◆ **TASK INSTRUCTIONS**
Reproduce each line of the material that follows, word for word.
-*-
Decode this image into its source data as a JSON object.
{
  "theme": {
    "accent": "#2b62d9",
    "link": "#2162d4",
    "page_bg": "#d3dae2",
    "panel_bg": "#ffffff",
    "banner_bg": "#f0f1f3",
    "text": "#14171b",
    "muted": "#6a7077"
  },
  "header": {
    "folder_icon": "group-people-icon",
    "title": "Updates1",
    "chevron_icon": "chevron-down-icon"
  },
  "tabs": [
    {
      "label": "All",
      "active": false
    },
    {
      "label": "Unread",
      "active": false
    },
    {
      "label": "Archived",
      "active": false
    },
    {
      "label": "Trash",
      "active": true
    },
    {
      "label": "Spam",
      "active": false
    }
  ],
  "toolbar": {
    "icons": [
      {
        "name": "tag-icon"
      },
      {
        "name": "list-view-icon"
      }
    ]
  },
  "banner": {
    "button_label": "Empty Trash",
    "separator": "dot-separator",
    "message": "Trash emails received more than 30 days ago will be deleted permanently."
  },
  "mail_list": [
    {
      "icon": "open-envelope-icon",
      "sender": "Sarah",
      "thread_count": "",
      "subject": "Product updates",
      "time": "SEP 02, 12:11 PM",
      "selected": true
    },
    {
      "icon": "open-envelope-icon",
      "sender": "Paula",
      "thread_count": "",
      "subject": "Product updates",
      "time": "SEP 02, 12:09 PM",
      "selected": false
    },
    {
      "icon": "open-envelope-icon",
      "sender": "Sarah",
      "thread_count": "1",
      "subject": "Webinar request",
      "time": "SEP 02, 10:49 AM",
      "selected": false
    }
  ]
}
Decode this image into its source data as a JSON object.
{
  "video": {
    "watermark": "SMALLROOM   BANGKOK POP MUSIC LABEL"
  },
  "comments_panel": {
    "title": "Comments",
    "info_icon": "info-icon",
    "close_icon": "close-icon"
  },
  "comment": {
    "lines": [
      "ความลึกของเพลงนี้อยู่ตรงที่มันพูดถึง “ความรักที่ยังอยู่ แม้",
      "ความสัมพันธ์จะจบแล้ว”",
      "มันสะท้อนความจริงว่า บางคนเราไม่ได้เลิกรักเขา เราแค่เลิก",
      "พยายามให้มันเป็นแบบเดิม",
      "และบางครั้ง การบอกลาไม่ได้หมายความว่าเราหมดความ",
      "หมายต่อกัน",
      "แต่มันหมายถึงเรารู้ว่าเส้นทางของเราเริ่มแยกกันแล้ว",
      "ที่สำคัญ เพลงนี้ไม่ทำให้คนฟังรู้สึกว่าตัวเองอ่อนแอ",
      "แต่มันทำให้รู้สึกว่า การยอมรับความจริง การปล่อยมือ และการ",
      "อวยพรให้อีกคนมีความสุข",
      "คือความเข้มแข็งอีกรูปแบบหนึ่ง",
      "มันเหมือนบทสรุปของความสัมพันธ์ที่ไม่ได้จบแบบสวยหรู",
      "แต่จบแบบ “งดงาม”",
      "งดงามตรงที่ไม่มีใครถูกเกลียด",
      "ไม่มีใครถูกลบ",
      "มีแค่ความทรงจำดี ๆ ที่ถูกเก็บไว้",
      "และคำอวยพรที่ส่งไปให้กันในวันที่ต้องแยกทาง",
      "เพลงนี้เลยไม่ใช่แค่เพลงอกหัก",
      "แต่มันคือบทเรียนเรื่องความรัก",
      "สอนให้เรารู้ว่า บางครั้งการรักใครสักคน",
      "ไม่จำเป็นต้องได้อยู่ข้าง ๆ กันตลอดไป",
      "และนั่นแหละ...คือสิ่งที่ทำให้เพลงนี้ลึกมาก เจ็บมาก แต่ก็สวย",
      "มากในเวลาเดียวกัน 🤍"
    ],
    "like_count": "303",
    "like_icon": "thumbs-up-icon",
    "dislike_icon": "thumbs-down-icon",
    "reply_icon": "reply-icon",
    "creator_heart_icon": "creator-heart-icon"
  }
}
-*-
◆ **EXERCISE OUTPUT**
Decode this image into its source data as a JSON object.
{
  "theme": {
    "accent": "#2b62d9",
    "link": "#2162d4",
    "page_bg": "#d3dae2",
    "panel_bg": "#ffffff",
    "banner_bg": "#f0f1f3",
    "text": "#14171b",
    "muted": "#6a7077"
  },
  "header": {
    "folder_icon": "group-people-icon",
    "title": "Updates1",
    "chevron_icon": "chevron-down-icon"
  },
  "tabs": [
    {
      "label": "All",
      "active": false
    },
    {
      "label": "Unread",
      "active": false
    },
    {
      "label": "Archived",
      "active": false
    },
    {
      "label": "Trash",
      "active": true
    },
    {
      "label": "Spam",
      "active": false
    }
  ],
  "toolbar": {
    "icons": [
      {
        "name": "tag-icon"
      },
      {
        "name": "list-view-icon"
      }
    ]
  },
  "banner": {
    "button_label": "Empty Trash",
    "separator": "dot-separator",
    "message": "Trash emails received more than 30 days ago will be deleted permanently."
  },
  "mail_list": [
    {
      "icon": "open-envelope-icon",
      "sender": "Sarah",
      "thread_count": "",
      "subject": "Product updates",
      "time": "SEP 02, 12:11 PM",
      "selected": true
    },
    {
      "icon": "open-envelope-icon",
      "sender": "Paula",
      "thread_count": "",
      "subject": "Product updates",
      "time": "SEP 02, 12:09 PM",
      "selected": false
    },
    {
      "icon": "open-envelope-icon",
      "sender": "Sarah",
      "thread_count": "1",
      "subject": "Webinar request",
      "time": "SEP 02, 10:49 AM",
      "selected": false
    }
  ]
}
Decode this image into its source data as a JSON object.
{
  "video": {
    "watermark": "SMALLROOM   BANGKOK POP MUSIC LABEL"
  },
  "comments_panel": {
    "title": "Comments",
    "info_icon": "info-icon",
    "close_icon": "close-icon"
  },
  "comment": {
    "lines": [
      "ความลึกของเพลงนี้อยู่ตรงที่มันพูดถึง “ความรักที่ยังอยู่ แม้",
      "ความสัมพันธ์จะจบแล้ว”",
      "มันสะท้อนความจริงว่า บางคนเราไม่ได้เลิกรักเขา เราแค่เลิก",
      "พยายามให้มันเป็นแบบเดิม",
      "และบางครั้ง การบอกลาไม่ได้หมายความว่าเราหมดความ",
      "หมายต่อกัน",
      "แต่มันหมายถึงเรารู้ว่าเส้นทางของเราเริ่มแยกกันแล้ว",
      "ที่สำคัญ เพลงนี้ไม่ทำให้คนฟังรู้สึกว่าตัวเองอ่อนแอ",
      "แต่มันทำให้รู้สึกว่า การยอมรับความจริง การปล่อยมือ และการ",
      "อวยพรให้อีกคนมีความสุข",
      "คือความเข้มแข็งอีกรูปแบบหนึ่ง",
      "มันเหมือนบทสรุปของความสัมพันธ์ที่ไม่ได้จบแบบสวยหรู",
      "แต่จบแบบ “งดงาม”",
      "งดงามตรงที่ไม่มีใครถูกเกลียด",
      "ไม่มีใครถูกลบ",
      "มีแค่ความทรงจำดี ๆ ที่ถูกเก็บไว้",
      "และคำอวยพรที่ส่งไปให้กันในวันที่ต้องแยกทาง",
      "เพลงนี้เลยไม่ใช่แค่เพลงอกหัก",
      "แต่มันคือบทเรียนเรื่องความรัก",
      "สอนให้เรารู้ว่า บางครั้งการรักใครสักคน",
      "ไม่จำเป็นต้องได้อยู่ข้าง ๆ กันตลอดไป",
      "และนั่นแหละ...คือสิ่งที่ทำให้เพลงนี้ลึกมาก เจ็บมาก แต่ก็สวย",
      "มากในเวลาเดียวกัน 🤍"
    ],
    "like_count": "303",
    "like_icon": "thumbs-up-icon",
    "dislike_icon": "thumbs-down-icon",
    "reply_icon": "reply-icon",
    "creator_heart_icon": "creator-heart-icon"
  }
}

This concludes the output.